31. Pow EH, Kwong DL, McMillan AS, et al. Xerostomia and quality of life after intensity-modulated radiotherapy vs. conventional radiotherapy for early-stage nasopharyngeal carcinoma: Initial report on a randomized controlled trial. Int J Radiat Oncol Biol Phys. 2006;66:981–991. [PubMed]
32. Nutting C, A'Hern R, Rogers MS, et al. First results of a phase III multicenter randomized controlled trial of intensity modulated (IMRT) versus conventional radiotherapy (RT) in head and neck cancer (PARSPORT: ISRCTN48243537; CRUK/03/005) J Clin Oncol. 2009;27(suppl):302s. abstr LBA6006.
33. Johnson JT, Ferrett GA, Nethery WJ, et al. Oral pilocarpine for post-irradiation xerostomia in patients with head and neck cancer.

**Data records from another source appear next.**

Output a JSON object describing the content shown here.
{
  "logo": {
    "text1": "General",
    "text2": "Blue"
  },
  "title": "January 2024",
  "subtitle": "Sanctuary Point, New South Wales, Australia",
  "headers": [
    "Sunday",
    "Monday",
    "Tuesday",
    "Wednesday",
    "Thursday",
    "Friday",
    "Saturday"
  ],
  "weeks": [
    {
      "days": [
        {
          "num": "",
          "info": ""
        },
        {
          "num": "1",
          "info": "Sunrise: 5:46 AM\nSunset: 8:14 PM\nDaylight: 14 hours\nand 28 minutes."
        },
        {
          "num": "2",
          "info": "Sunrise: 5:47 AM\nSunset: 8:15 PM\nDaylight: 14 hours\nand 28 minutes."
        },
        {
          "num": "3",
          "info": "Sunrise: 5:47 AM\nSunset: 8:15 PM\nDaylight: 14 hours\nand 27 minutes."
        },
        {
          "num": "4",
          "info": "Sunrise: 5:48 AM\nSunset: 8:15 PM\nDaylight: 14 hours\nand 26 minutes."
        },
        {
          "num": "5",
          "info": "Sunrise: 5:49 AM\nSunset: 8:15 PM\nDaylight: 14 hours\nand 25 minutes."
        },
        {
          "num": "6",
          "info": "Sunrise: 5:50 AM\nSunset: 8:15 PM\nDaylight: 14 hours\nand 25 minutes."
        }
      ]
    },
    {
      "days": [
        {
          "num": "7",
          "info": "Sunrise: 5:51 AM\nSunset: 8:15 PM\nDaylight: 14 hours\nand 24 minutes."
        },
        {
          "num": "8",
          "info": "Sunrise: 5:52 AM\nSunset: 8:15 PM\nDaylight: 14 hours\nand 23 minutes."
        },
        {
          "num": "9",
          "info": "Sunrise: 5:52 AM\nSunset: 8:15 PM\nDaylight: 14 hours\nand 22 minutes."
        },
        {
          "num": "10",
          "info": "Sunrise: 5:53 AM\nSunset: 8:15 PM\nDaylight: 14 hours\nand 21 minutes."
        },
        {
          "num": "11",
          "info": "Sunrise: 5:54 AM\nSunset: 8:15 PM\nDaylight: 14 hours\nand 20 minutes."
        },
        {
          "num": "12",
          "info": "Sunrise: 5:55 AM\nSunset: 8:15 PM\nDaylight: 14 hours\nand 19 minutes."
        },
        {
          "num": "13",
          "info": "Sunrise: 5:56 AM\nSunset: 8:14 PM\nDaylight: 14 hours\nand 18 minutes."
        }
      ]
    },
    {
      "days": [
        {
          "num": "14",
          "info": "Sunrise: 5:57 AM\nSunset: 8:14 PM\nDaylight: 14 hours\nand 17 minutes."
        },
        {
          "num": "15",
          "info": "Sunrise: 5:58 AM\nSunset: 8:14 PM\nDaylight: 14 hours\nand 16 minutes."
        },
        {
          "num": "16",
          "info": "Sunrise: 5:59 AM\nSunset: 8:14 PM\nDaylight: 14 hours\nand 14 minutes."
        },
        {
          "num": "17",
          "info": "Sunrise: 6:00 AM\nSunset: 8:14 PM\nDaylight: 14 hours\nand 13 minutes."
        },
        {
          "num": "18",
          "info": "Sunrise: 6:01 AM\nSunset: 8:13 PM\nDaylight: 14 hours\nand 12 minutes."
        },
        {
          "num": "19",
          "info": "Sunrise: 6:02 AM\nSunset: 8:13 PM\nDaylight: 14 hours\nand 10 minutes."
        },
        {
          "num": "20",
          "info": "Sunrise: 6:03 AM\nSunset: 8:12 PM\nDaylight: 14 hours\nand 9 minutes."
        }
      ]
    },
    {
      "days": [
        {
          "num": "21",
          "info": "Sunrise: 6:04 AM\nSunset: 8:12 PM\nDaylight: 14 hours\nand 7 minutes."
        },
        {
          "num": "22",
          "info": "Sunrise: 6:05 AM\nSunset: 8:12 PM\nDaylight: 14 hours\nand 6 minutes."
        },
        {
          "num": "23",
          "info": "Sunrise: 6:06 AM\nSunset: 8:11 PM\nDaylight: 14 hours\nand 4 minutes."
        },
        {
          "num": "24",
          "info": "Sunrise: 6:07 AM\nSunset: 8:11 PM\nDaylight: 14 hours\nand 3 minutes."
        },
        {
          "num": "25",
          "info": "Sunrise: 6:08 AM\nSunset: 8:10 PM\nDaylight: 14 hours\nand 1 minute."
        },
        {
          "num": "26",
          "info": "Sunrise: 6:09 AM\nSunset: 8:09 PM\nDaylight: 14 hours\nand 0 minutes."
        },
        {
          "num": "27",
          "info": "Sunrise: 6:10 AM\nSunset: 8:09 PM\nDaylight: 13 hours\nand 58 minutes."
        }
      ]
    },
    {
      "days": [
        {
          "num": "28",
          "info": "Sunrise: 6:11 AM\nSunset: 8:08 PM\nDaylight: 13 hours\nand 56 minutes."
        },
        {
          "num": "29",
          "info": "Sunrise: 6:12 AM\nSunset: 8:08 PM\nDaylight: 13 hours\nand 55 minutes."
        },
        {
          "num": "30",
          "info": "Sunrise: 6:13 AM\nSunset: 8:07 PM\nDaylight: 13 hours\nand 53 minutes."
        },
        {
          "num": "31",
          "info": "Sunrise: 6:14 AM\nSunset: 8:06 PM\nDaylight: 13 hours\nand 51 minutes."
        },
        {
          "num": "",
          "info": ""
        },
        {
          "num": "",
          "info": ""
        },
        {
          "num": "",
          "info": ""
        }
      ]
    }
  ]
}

N Engl J Med. 1993;329:390–395. [PubMed]
34. Brizel DM, Wasserman TH, Henke M, et al. Phase III randomized trial of amifostine as a radioprotector in head and neck cancer. J Clin Oncol. 2000;18:3339–3345. [PubMed]
35. Chambers MS, Posner M, Jones CU, et al. Cevimeline for the treatment of postirradiation xerostomia in patients with head-and-neck cancer. Int J Radiat Oncol Biol Phys. 2007;68:1102–1109. [PubMed]
36. Andersen SW, Machin D. Acupuncture treatment of patients with radiation-induced xerostomia. Oral Oncol. 1997;33:146–147. [PubMed]
37. Johnstone PA, Niemtzow RC, Riffenburgh RH. Acupuncture for xerotomia: Clinical update. Cancer. 2002;94:1151–1156. [PubMed]
38. Frydholm M, Strang P. Acupuncture for patients in hospital-based home care suffering from xerostomia. J Palliat Care. 1999;15:20–23. [PubMed]
39. Constant CR, Murley AH. A clinical method of functional assessment of the shoulder. Clin Orthop. 1987;214:160–164. [PubMed]
40. Masters Steedman S, Middaugh SJ, Kee WG, et al. Chronic-pain medications: Equivalence levels and method of quantifying usage. Clin J Pain. 1992;8:204–214. [PubMed]
41. Paice JA, Cohen FL. Validity of a verbally administered numeric rating scale to measure cancer pain intensity. Cancer Nurs. 1997;20:88–93. [PubMed]
42. Thomson WM, Chalmers JM, Spencer AJ, et al. The Xerostomia Inventory: A multi-item approach to measuring dry mouth. Community Dent Health. 1999;16:12–17. [PubMed]
43. Frison L, Pocock SJ. Repeated measures in clinical trials: Analysis using mean summary statistics and its implications for design. Stat Med. 1992;11:1685–1704. [PubMed]
44. STRICTA. Standards for Reporting Clinical Trials of Acupuncture.
45. Skutek M, Fremerey RW, Zeichen J, et al. Outcome analysis following open rotator cuff repair: Early effectiveness validated using four different shoulder assessment scales. Arch Orthop Trauma Surg. 2000;120:432–436. [PubMed]
46. O'Connor DA, Chipchase LS, Tomlinson J, et al. Arthroscopic subacromial decompression: Responsiveness of disease-specific and health-related quality of life outcome measures. Arthroscopy. 1999;15:836–840. [PubMed]
47. Breivik EK, Bjornsson GA, Skovlund E. A comparison of pain rating scales by sampling from clinical trial data. Clin J Pain. 2000;16:22–28. [PubMed]
48. Bolton JE, Wilkinson RC. Responsiveness of pain scales: A comparison of three pain intensity measures in chiropractic patients. J Manipulative Physiol Ther. 1998;21:1–7. [PubMed]
49. CONSORT. Homepage.
50. Schulz KF, Chalmers I, Hayes RJ, et al. Empirical evidence of bias: Dimensions of methodological quality associated with estimates of treatment effects in controlled trials. JAMA. 1995;273:408–412. [PubMed]

Articles from Journal of Clinical Oncology are provided here courtesy of American Society of Clinical Oncology